In this case there was expert testimony that in breaking into a building a commonly used method was to place adhesive tape over a window and then hit and break the glass. The adhesive tape prevents the glass from falling and making a noise, and the glass can be removed with it sticking to the adhesive tape. The witness also testified that the adhesive tape in this case was "large, quite wide" and not the normal household tape.
In State v. Emerson, Minn., 169 N.W.2d 63, a conviction for the possession of burglary tools was upheld when they consisted of two chisels, a roll of adhesive tape, and a jar of vaseline. In State v. Valstad, 282 Minn. 301, 165 N.W.2d 19, one of many items possessed by the defendant was a nylon rope. In State v. Layton, 191 Mo. 613, 90 S.W. 724, some of the items possessed by defendant, along with files, keys, and pinchers were scissors and some charcoal. Also, in State v. Furlong, 216 Iowa 428, 249 N.W. 132, the defendant possessed, among other things, a rifle, wrecking bar, sledge, hacksaw, a punch, two bars of soap, some adhesive tape, and a steel drill. These cases do no hold that proof alone that the possession of adhesive tape, or nylon rope, or scissors would constitute possession of burglary tools. But such possession with the other items justified a finding that the items and tools so possessed constituted burglary tools.
To place on the term, "or any part thereof," as it appears in the instruction, the construction urged by appellant does not make the instruction prejudicially erroneous. The jury was not authorized to find appellant guilty if it found he "merely possessed a roll of adhesive tape" as appellant contends. It was required to find that appellant possessed the adhesive tape with the intent to use it for breaking and entering unlawfully into the building of another, and that it was a material commonly used for that purpose. In making this determination the jury was entitled to take into consideration that the adhesive tape was contained in the brief case with the pry bar, the glass cutter, the bolt cutter, the gloves, and the flashlights. There was evidence that adhesive tape is commonly used by burglars as a means of breaking into a building when the place of entrance is made of glass.
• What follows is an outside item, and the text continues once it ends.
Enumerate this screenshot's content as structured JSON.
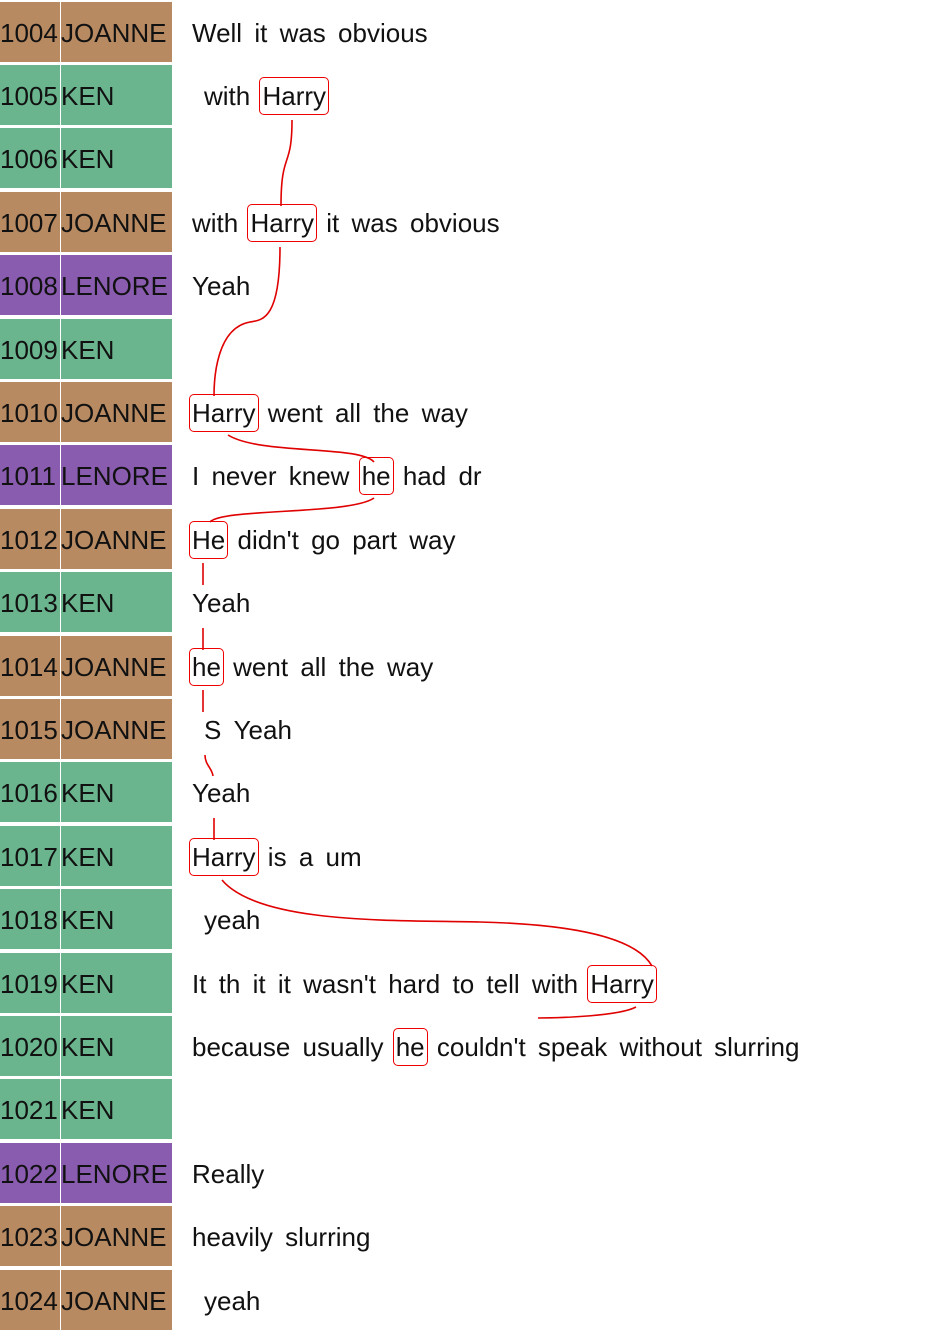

Therefore, it is as much of a "breaking tool" as an electric drill when it is used to gain entrance through a metal or wooden door.
Appellant expressly limits his contention to the item of adhesive tape, and therefore we need not discuss the other items listed in the instruction, or the other elements of the offense.
The judgment is affirmed.
BARRETT and PRITCHARD, CC., concur.
The foregoing opinion by STOCKARD, C., is adopted as the opinion of the Court.
All of the Judges concur.